1. ## Another work problem

a 1600 lb elevator is suspended by a 200 ft cable that weighs 10 lb/ft. How much work is required to raise the elevator from the basement to the third floor, a distance of 30 feet?

I know work is just force times distance, and thus the distance would be 30. But I have NO IDEA what the force would be in this problem or how to find it. Could somebody help me out?

2. Okay, so:

$\displaystyle W = \int_{ {l }_{i } }^{ {l }_{ f} } Fdl$

But in this case F is not a constant.

Remember, F = ma = mg

But m is a function of the length of the cable here, so F is a function of the length of the cable as well.

What is the mass of the system in terms of the length of the cable?

mass = 1600 + 200*(10) - 10*(distance elevator has risen)

See how the mass decreases 10 lb for every foot the elevator has risen?

So then F = mg = (3600 - 10L)g, where L is the distance it has risen
Then we have:

$\displaystyle W = \int_{ 0 }^{ 30 } g(3600 - 10l)dl = 9.8\int_{ 0 }^{ 30 } (3600 - 10l)dl$

And solve that bad boy. As a check, it should be less than if the mass stayed constant which would be 9.8*30*(3600) = 1058400

3. Originally Posted by Mentia
Okay, so:

$\displaystyle W = \int_{ {l }_{i } }^{ {l }_{ f} } Fdl$

But in this case F is not a constant.

Remember, F = ma = mg

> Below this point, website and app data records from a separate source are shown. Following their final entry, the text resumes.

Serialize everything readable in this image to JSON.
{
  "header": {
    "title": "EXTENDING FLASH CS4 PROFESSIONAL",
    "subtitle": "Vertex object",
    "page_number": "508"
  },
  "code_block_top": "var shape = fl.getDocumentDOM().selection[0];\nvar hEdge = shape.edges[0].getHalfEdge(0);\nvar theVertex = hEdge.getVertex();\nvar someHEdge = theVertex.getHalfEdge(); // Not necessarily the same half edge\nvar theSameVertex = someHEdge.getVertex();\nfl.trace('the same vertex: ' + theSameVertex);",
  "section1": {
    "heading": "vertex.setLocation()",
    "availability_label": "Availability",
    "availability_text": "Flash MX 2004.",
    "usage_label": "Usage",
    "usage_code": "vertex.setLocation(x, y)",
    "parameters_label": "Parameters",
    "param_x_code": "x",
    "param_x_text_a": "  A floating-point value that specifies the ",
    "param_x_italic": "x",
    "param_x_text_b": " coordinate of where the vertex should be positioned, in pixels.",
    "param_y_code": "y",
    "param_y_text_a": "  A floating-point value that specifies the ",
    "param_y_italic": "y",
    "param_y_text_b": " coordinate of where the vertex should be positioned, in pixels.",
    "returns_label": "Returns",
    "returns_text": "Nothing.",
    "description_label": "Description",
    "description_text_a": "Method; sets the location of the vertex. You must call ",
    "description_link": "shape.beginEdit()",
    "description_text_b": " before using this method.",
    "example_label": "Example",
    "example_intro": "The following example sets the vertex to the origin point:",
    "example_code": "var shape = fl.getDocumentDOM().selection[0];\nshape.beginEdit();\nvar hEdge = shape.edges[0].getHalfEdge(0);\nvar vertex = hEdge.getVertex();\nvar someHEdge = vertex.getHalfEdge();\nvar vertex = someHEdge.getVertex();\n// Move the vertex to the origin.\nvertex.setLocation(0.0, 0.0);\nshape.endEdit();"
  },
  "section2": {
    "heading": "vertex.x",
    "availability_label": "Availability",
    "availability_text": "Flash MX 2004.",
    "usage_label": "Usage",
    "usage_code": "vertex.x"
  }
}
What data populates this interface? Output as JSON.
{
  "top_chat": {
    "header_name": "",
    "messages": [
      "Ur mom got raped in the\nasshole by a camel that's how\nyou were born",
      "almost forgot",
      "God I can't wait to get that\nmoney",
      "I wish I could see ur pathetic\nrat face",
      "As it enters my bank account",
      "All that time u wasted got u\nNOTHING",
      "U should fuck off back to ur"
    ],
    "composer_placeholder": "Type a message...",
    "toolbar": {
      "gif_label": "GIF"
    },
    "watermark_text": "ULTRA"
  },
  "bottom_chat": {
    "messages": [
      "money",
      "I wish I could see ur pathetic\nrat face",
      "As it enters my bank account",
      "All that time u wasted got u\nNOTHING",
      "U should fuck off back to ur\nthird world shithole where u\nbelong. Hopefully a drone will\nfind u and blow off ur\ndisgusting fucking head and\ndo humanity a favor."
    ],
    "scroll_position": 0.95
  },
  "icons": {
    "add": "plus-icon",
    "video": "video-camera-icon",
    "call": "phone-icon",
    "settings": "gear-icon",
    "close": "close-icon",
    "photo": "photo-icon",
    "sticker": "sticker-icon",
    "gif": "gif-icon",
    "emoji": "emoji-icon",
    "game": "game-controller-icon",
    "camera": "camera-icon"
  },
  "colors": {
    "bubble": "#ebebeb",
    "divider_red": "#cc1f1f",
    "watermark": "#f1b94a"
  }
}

But m is a function of the length of the cable here, so F is a function of the length of the cable as well.

What is the mass of the system in terms of the length of the cable?

mass = 1600 + 200*(10) - 10*(distance elevator has risen)

See how the mass decreases 10 lb for every foot the elevator has risen?

So then F = mg = (3600 - 10L)g, where L is the distance it has risen
Then we have:

$\displaystyle W = \int_{ 0 }^{ 30 } g(3600 - 10l)dl = 9.8\int_{ 0 }^{ 30 } (3600 - 10l)dl$

And solve that bad boy. As a check, it should be less than if the mass stayed constant which would be 9.8*30*(3600) = 1058400
whoa, whoa, whoa, I have no idea what you're talking about, I don't think mass even plays a part in this problem. It shouldn't anyways since we haven't covered that yet.

4. Mass must play a part. The force on the system (the elevator and the cable) is equal to its mass times it acceleration. On earth, the acceleration due to gravity is 9.8 m/s.

And yes i appear to have made another mistake. 9.8 m/s is 32 ft/s. So instead of multiplying by 9.8 you should multiply by 32.

Do you see how the mass changes though? As the cable is rolled up at the top, the lifting mechanism doesnt need to pull as much weight and so the force it needs to provide decreases as the elevator goes up.

As a final answer I get 3312000 foot-pounds